On the surface, the problem is the bilateral trade deficit that the US runs with China. But the real problem remains that countries like China, Germany and a few others simply haven’t done the necessary domestic reforms to rebalance their domestic demand. They still rely on the rest of the world to absorb their domestic production and savings surplus. And the worse the economy gets, the more difficult it gets for the rest of the world to absorb that. Remember, as long as all the excess savings of the world flow to the US, America has no choice but to run a huge current account deficit. There is nothing Trump can do with tariffs about that. And just look at Europe: The problem between Germany and Italy is in essence a balance of payments problem.

From some emerging economies, there is a growing call for debt relief. We know that through the Belt and Road Initiative, China has granted billions of Dollars in credit to emerging economies worldwide. What do you see happening there?

The short answer: We don’t know, as there is a total lack of transparency. We don’t get any details on how much is owed by whom to China. The Financial Times recently published their estimates of China’s exposure to a bunch of countries. And if you look at that table, you see a startling correlation: the more exposure, the worse the country. So it’s hard to believe that this won’t become a big problem, as some of these countries are not going to be able to repay their debt to China. Remember, we saw this two years ago with Venezuela, which was a big shock for China. We are going to see more developing countries running into balance of payment difficulties. Again, this would have happened without Covid-19. But with this pandemic, the next two to three years of problems are going to be concentrated into one year.

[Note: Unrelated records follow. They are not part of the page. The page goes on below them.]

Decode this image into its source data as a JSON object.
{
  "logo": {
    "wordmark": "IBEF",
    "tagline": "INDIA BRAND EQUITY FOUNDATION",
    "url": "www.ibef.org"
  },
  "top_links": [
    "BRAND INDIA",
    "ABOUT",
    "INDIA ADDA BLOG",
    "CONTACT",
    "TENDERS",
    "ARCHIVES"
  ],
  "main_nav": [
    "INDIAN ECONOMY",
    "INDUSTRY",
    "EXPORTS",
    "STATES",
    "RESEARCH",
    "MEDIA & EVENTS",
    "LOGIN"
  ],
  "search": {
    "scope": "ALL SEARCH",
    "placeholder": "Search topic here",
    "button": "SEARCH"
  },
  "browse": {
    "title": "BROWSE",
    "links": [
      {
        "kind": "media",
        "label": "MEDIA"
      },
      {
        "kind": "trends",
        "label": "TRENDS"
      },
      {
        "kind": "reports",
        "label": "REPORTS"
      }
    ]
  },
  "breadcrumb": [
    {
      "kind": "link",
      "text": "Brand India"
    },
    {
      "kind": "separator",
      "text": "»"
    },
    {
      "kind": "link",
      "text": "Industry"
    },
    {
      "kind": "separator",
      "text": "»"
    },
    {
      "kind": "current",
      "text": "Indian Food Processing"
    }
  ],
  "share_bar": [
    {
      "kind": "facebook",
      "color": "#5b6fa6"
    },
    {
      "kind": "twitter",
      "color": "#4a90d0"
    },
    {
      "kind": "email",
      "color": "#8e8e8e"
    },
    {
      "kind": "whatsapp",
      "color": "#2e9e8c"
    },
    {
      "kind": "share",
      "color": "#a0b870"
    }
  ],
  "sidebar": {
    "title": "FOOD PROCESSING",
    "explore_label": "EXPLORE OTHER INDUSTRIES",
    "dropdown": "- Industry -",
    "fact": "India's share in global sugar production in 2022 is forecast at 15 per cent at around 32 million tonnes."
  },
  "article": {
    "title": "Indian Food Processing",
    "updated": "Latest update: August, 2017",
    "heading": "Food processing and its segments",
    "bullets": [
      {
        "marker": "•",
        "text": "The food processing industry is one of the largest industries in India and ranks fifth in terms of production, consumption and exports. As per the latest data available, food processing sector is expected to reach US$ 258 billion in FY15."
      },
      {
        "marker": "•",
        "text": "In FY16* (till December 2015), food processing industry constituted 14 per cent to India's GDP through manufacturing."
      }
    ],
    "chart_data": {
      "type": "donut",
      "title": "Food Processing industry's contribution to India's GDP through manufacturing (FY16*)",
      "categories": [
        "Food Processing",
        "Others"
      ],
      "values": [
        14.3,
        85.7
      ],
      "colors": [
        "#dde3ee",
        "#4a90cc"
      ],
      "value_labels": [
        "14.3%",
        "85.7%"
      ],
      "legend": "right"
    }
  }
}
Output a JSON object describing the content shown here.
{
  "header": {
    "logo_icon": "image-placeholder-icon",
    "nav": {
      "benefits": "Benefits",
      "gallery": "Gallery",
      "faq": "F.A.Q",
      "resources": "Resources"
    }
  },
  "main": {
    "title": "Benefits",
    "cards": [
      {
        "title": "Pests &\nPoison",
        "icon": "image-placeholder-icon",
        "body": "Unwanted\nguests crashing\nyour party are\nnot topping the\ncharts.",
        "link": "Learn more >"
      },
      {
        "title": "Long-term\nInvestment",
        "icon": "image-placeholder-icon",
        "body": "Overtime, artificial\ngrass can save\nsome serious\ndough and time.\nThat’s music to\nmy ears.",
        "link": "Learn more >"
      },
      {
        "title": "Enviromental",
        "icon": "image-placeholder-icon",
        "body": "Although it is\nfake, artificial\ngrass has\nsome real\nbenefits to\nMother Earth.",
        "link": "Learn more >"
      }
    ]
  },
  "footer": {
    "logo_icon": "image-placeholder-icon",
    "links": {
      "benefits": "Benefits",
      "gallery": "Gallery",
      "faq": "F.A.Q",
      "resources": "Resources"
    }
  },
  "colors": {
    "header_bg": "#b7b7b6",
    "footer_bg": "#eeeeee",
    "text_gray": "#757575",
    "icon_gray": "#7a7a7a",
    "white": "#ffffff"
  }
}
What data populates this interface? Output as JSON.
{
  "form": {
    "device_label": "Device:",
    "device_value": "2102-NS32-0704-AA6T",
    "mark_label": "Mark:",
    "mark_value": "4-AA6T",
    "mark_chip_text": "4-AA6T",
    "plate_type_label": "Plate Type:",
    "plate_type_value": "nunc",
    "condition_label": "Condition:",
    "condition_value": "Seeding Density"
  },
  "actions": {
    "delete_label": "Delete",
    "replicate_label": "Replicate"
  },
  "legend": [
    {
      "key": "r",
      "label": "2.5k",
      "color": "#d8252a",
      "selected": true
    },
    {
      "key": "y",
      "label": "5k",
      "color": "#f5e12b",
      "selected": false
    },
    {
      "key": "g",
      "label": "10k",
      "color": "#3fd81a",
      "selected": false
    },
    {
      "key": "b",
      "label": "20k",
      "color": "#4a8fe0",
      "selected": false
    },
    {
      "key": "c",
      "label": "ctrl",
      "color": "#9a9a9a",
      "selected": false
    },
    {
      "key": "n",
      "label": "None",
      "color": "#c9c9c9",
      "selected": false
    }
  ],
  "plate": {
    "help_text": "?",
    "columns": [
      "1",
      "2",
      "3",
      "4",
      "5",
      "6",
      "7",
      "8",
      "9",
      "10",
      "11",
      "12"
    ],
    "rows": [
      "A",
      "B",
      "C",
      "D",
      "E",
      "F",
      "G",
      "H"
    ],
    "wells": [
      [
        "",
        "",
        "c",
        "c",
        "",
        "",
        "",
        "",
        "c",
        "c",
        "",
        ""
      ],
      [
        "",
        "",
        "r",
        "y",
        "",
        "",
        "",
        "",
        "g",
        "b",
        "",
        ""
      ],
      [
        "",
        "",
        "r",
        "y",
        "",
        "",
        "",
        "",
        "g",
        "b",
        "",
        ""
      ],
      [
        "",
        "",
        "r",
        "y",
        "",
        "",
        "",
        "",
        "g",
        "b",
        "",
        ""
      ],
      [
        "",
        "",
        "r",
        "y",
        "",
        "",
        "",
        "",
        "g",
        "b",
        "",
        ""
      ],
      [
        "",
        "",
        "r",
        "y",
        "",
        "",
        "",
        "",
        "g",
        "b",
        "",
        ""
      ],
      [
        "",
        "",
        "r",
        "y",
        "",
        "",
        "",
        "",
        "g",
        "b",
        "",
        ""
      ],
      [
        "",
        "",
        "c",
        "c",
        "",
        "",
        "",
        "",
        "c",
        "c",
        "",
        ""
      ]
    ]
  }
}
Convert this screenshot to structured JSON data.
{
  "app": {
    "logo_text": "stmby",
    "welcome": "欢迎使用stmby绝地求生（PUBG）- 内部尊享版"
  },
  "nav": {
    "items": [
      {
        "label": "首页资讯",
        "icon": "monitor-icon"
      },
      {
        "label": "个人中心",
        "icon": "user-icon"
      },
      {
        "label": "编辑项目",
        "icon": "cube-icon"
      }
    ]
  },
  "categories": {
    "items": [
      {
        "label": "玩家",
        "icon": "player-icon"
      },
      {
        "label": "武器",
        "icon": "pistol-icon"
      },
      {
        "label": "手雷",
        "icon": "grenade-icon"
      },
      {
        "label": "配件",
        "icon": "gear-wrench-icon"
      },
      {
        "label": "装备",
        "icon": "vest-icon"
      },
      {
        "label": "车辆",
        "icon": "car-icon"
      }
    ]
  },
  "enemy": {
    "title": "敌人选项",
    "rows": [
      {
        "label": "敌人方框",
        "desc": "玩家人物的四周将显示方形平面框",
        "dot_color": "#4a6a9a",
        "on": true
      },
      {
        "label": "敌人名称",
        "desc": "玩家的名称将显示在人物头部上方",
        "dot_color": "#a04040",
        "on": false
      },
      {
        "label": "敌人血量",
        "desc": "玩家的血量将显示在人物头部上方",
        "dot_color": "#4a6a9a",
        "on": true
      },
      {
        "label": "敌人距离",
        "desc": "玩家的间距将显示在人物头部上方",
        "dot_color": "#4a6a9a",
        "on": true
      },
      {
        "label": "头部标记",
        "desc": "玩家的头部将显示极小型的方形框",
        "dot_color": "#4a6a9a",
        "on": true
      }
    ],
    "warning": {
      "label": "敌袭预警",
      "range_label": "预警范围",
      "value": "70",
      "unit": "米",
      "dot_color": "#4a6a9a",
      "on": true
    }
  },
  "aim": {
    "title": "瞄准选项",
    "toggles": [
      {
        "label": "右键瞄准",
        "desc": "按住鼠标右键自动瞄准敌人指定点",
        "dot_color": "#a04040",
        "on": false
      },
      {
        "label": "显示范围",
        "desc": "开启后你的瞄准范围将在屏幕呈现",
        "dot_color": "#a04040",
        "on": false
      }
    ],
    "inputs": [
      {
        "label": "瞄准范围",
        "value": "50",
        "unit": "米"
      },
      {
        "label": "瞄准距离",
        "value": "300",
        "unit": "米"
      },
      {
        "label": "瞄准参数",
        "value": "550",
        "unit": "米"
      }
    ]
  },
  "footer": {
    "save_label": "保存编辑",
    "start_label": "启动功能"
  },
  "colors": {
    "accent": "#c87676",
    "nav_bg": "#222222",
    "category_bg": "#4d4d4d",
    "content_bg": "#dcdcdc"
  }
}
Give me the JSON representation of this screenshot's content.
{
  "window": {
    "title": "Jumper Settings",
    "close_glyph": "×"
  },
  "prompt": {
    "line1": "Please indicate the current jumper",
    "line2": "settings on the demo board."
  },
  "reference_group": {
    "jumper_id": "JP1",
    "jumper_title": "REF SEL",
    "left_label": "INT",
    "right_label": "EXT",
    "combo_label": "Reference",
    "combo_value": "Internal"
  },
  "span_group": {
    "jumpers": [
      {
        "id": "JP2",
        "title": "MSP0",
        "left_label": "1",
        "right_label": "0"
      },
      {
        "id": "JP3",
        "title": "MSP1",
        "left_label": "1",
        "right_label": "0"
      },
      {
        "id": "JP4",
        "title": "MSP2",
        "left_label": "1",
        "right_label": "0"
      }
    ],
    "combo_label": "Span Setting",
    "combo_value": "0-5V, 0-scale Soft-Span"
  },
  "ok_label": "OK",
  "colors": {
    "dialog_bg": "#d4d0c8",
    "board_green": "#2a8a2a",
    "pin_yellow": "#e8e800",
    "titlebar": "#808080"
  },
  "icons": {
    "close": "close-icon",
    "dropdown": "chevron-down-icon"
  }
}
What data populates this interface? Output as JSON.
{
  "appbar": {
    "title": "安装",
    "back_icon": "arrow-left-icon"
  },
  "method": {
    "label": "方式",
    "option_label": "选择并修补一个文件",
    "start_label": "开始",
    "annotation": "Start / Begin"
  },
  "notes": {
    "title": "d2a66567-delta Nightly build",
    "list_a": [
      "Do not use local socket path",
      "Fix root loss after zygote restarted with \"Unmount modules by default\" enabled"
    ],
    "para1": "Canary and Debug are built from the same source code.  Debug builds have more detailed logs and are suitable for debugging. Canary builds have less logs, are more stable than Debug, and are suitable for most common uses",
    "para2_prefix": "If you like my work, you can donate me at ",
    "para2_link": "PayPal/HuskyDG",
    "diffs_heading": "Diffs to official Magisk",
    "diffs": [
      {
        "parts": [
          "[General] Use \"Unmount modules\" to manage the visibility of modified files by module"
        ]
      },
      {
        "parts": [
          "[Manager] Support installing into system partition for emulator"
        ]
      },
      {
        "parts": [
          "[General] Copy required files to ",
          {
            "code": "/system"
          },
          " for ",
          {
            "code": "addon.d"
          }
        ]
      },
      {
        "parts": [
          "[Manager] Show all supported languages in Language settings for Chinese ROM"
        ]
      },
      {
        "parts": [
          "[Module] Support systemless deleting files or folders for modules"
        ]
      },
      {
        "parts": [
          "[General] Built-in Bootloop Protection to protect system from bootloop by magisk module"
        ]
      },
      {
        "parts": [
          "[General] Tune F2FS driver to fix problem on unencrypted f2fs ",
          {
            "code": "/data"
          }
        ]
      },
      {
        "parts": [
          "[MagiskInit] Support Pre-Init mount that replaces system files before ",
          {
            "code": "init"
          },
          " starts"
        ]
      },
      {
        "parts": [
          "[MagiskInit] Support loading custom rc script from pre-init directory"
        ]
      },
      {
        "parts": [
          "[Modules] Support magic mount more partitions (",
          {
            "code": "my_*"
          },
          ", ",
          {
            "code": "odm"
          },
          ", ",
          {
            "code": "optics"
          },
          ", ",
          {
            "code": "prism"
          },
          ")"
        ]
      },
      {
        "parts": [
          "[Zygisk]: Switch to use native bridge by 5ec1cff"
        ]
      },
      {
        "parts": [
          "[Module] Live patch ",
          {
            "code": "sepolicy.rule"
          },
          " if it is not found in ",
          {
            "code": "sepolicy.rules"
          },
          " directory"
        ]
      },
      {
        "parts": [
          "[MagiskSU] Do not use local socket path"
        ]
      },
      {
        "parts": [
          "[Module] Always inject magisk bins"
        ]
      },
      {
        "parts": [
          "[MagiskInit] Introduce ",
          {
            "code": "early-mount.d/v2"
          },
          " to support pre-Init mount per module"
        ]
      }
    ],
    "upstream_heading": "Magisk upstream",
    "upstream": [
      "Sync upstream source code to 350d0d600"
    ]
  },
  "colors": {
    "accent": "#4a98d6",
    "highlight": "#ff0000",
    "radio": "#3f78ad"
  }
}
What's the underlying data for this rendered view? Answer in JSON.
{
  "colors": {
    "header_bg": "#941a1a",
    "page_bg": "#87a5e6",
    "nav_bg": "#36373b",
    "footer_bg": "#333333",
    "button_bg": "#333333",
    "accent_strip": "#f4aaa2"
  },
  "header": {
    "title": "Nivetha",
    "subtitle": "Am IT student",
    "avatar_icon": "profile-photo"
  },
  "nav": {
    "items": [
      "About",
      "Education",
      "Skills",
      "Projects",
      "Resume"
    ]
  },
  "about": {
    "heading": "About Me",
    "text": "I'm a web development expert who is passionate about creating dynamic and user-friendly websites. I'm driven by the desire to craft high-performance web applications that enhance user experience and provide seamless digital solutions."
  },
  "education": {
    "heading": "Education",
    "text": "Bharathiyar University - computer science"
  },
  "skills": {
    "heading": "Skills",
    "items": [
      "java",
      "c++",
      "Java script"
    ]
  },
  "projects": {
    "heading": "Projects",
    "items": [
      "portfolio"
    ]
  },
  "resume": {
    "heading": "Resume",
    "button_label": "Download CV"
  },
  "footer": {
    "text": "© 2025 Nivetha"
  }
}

2021 will see the 100 year anniversary of the founding of the Communist Party of China. How important will it be for the political leadership to show roaring growth rates again?

Of course we’ll have a base effect, but growth because of a low base is not really growth. The IMF is saying that China will achieve 8 to 9% growth next year. That’s the yo-yo scenario of economics. But I am really skeptical that they will achieve this, given the longer lasting effect of the pandemic. What will drive it to 9% next year? Maybe the US and Europe come roaring back and will import a lot of stuff from China? I’m skeptical about that. What about consumption in China roaring back? Well, that would mean massive redistribution of wealth to households. But that’s really hard to do in China, they were trying to rebalance the economy for 13 years without much success. So if exports don’t come roaring back and domestic consumption won’t come roaring back, then private sector investment won’t come roaring back. So to get 9% growth, what do you do? Build a bridge over every single ditch you can find? Sure, that could bring you 9% growth, but at no economical use and with ever rising levels of debt. There is just no easy way out of this.

Michael Pettis

Michael Pettis is a professor of finance at Peking University's Guanghua School of Management. He has been living in China since 2002. Before that, he taught at Columbia University's Graduate School of Business from 1992 to 2001. Before he entered academia, he was an investment banker for Bear Stearns and Credit Suisse First Boston, specializing in emerging markets. In an advisory role, he has worked for the governments of Mexico, South Korea and Macedonia on the restructuring of their banking system.
Michael Pettis is a professor of finance at Peking University's Guanghua School of Management. He has been living in China since 2002. Before that, he taught at Columbia University's Graduate School of Business from 1992 to 2001. Before he entered academia, he was an investment banker for Bear Stearns and Credit Suisse First Boston, specializing in emerging markets. In an advisory role, he has worked for the governments of Mexico, South Korea and Macedonia on the restructuring of their banking system.